Key Faculty Development Programming Research
William Condon, Ellen Iverson, Cathryn Manduca, Carol Rutz, and Gudrun Willet recently published Faculty Development and Student Learning: Assessing the Connections (Bloomington: Indiana University Press, 2016) that focuses on developing the golden link between programming offered by CTLs, the faculty absorbing that knowledge, and the resulting increase in student learning. Performing the research at Carleton College and Washington State University, the authors claim, “the research process led to the conclusion that the single workshop is not the correct unit of measure. The ethnographic and interview data clearly show the interaction of multiple workshops over time” (page 58). And the faculty subject concurred with that conclusion: “Faculty professed to like events that had their priorities straight—meaning events that faculty perceived as focused on important aspects of teaching. They tended to dislike events that were required or that they perceived as addressing more trivial topics, such as learning to use the new course management software. Faculty valued initiatives that provided support and that were iterative in nature” (page 127).
Possible Faculty Programming Application
One way to create this unity and iteration is through theming. Each CTL can craft a central motif around which much of the academic year’s faculty development programming can revolve—milestone events, presentations, and communities.
As we have stated previously, much of our early programming, especially in the fall, was really just an extension of New Faculty Orientation (NFO), offering campus shops that had no time to present their services during NFO an opportunity. Thus, the bulk of our programming consisted of giving the Counselling Center, the Office of Services for Individuals with Disabilities, Coo-op Education, and others similar groups an hour.

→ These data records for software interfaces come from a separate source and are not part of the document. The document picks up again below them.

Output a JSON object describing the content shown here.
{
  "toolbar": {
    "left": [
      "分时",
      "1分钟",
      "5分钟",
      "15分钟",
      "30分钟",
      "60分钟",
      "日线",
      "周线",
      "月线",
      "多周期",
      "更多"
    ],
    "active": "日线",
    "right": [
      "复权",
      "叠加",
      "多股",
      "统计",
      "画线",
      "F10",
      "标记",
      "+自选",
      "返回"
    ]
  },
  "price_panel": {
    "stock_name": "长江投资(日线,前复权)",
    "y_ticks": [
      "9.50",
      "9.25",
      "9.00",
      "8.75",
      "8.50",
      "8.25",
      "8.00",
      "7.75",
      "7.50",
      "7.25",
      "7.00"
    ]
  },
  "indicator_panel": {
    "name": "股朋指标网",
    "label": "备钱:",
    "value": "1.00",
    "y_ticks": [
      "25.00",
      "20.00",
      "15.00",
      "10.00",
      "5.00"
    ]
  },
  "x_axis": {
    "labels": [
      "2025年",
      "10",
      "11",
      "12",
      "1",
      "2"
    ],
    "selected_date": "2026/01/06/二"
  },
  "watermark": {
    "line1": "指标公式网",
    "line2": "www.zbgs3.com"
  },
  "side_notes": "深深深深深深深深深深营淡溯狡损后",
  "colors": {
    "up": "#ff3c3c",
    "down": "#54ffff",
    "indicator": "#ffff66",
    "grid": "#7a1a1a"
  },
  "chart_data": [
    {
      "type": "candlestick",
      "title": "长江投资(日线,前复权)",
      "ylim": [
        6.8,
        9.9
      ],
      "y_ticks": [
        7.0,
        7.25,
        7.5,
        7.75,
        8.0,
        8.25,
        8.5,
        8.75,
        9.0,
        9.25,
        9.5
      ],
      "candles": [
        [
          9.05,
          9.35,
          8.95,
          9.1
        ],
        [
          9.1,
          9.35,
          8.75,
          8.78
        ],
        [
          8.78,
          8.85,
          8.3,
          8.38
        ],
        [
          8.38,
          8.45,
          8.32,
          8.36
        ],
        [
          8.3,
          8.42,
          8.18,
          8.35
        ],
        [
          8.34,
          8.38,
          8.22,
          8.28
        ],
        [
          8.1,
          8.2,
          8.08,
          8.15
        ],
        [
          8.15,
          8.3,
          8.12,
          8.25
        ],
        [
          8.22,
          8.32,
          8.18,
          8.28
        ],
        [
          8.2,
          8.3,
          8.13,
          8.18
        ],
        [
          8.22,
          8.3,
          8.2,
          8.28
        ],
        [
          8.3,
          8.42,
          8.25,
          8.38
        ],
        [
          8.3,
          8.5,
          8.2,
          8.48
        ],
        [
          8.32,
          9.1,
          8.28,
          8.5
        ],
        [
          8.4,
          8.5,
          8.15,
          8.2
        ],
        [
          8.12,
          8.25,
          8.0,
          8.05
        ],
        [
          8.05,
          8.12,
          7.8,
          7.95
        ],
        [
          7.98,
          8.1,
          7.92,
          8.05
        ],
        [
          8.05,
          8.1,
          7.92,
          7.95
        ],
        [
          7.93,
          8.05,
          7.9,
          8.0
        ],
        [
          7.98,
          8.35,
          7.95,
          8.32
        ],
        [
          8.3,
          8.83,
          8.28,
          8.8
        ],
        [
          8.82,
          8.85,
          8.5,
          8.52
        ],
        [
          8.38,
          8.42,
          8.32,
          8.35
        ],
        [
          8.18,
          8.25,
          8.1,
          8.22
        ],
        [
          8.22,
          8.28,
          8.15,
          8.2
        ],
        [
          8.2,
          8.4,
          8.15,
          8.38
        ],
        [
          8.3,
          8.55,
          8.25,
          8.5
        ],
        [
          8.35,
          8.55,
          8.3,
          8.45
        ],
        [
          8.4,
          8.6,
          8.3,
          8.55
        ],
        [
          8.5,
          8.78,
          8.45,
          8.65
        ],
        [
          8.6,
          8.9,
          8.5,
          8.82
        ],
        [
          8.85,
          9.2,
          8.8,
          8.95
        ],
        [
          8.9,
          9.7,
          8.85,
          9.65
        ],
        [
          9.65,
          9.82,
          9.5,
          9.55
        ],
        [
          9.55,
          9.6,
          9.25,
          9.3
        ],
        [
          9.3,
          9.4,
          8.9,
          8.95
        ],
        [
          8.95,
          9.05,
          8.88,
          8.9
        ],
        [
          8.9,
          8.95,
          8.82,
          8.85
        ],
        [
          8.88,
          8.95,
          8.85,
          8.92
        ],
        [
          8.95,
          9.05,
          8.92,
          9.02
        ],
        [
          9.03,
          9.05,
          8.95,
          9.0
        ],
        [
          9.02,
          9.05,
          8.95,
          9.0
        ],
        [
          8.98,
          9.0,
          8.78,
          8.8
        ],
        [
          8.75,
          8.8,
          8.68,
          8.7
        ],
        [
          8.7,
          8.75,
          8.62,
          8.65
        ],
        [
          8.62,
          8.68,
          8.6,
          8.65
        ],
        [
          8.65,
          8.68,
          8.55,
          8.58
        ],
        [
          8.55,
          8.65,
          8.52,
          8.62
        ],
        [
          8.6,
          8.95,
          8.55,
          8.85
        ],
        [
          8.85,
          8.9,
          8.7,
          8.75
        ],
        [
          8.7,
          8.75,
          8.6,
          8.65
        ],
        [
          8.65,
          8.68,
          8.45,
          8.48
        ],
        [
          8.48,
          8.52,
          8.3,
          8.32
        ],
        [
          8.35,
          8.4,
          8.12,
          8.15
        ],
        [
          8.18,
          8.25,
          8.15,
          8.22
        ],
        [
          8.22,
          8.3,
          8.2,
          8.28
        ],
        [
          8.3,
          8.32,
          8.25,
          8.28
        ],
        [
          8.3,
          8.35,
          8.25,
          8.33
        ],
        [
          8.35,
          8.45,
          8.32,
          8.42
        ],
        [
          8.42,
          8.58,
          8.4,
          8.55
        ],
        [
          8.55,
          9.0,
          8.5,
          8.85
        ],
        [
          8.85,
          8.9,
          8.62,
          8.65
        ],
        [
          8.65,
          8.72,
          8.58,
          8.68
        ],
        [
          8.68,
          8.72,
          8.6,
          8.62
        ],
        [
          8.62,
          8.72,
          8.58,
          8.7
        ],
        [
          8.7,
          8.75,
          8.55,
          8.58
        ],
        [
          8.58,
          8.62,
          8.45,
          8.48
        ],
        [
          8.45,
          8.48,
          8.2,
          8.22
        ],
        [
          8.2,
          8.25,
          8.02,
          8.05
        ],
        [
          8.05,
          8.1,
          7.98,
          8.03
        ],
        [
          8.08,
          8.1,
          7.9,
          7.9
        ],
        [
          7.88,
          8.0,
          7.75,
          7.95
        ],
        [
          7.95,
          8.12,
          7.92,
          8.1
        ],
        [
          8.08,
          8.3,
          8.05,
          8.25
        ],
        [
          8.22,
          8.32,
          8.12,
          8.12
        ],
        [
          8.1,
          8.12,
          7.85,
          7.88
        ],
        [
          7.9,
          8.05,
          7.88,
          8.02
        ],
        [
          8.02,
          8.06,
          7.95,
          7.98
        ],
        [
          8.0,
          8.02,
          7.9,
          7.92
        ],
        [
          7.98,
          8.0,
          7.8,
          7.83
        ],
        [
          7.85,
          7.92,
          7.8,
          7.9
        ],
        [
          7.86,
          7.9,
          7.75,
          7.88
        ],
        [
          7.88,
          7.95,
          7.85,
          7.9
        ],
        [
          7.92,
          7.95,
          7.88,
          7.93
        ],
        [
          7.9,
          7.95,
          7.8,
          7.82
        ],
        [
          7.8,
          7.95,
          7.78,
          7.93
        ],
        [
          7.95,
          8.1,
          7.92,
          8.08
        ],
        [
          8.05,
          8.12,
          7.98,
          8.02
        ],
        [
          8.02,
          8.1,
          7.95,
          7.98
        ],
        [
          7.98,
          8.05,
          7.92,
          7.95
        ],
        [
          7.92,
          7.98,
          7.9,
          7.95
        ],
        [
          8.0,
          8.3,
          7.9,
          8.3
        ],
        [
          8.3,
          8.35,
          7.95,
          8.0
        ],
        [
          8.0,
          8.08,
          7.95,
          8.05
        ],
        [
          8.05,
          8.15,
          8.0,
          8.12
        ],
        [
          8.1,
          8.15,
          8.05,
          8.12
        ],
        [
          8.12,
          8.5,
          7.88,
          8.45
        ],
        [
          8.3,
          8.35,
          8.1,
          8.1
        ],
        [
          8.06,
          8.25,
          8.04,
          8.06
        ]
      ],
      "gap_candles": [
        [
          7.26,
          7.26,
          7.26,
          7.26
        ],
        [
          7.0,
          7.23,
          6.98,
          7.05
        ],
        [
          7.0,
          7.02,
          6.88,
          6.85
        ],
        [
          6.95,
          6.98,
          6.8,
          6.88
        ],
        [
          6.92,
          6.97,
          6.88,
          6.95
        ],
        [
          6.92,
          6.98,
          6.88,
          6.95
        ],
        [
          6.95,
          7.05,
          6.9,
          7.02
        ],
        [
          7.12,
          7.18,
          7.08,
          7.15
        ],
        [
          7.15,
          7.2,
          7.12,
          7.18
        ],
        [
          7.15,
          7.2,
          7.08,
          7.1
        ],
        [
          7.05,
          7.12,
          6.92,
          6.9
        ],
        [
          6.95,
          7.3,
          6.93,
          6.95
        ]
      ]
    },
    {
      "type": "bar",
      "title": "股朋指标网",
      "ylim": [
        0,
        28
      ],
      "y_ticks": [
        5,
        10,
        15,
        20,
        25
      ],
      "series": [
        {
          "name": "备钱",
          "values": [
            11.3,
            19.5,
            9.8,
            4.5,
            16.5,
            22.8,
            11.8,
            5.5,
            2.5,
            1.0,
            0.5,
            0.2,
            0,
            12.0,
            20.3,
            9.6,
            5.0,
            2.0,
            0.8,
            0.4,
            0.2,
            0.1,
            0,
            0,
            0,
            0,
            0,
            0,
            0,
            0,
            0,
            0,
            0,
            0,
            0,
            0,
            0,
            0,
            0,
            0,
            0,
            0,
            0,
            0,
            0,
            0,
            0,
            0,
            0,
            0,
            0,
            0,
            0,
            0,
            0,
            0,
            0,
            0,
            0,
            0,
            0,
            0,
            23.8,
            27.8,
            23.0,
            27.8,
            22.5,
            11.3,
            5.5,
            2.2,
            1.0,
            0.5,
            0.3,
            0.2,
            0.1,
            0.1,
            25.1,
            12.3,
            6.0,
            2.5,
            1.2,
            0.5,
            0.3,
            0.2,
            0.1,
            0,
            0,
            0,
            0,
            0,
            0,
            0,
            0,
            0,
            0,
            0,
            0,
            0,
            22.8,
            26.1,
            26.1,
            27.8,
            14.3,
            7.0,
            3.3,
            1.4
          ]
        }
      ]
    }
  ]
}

Our major changeover came this past fall when we offered with our Media Producer to help these shops put their presentations on line where they could be viewed on demand. Our faculty development programming since has followed the unified and iterative model, but, of course, we have to follow the CTL’s prime directive and offer what programming our provost desires. As a result, since the Provost considers metacognition an important tool for student retention and success, we have been so focused the past two years.
This fall, as part of the Provost’s Speaker Series, Saundra McGuire, author of Teach Students How To Learn (2015), provided workshops on metacognitive strategies for both students and faculty. On the faculty side, we had over half of the full-time faculty participate. In preparation for her coming, we scheduled two consecutive semesters of Professional Learning Communities (PLCs) devoted to metacognition. In addition, we developed the ninth book in our “It Works for Me” Series as It Works for Me, Metacognitively (2016), collecting effective metacognitive strategies from not only our home campus but all around the country. In addition, for our spring semester ten-part Teaching and Learning Innovation Series (TLI), we are facilitating two workshops on “Incorporating Metacognition into Your Classroom: Concepts and Strategies.”
The remainder of the TLI Series stresses key pedagogical concepts, such as critical reading, intuition in the classroom, quality matters and teaching online, using SSPS for teaching and research, what great teachers do, planning and designing visual syllabi, what I learned at the SXSWedu conference, and how to use virtual labs in science classes. While all these topics do indeed center around pedagogy, even that focus does not seem tight enough.
Future Faculty Development Programming
We think that in the future we will have to stress some specific aspect or aspects (i.e., threads) of pedagogy. We came close with our thread of metacognition, but we would like to be more narrow next year. In fact, we are in the process of finishing a book for New Forums on Transforming Your Students into Deep Learners (forthcoming 2016), so our tentative plans suggest we will indeed structure programming around the major thread of deep learning.
Dr. Russell Carpenter is director of the Noel Studio for Academic Creativity and Program Director of the Minor in Applied Creative Thinking at Eastern Kentucky University. He is also Assistant Professor of English. Dr. Carpenter has published on the topic of creative thinking, among other areas, including two texts by New Forums Press. In addition, he has taught courses in creative thinking in EKU’s Minor in Applied Creative Thinking, which was featured in the New York Times in February 2014. Meet Russell.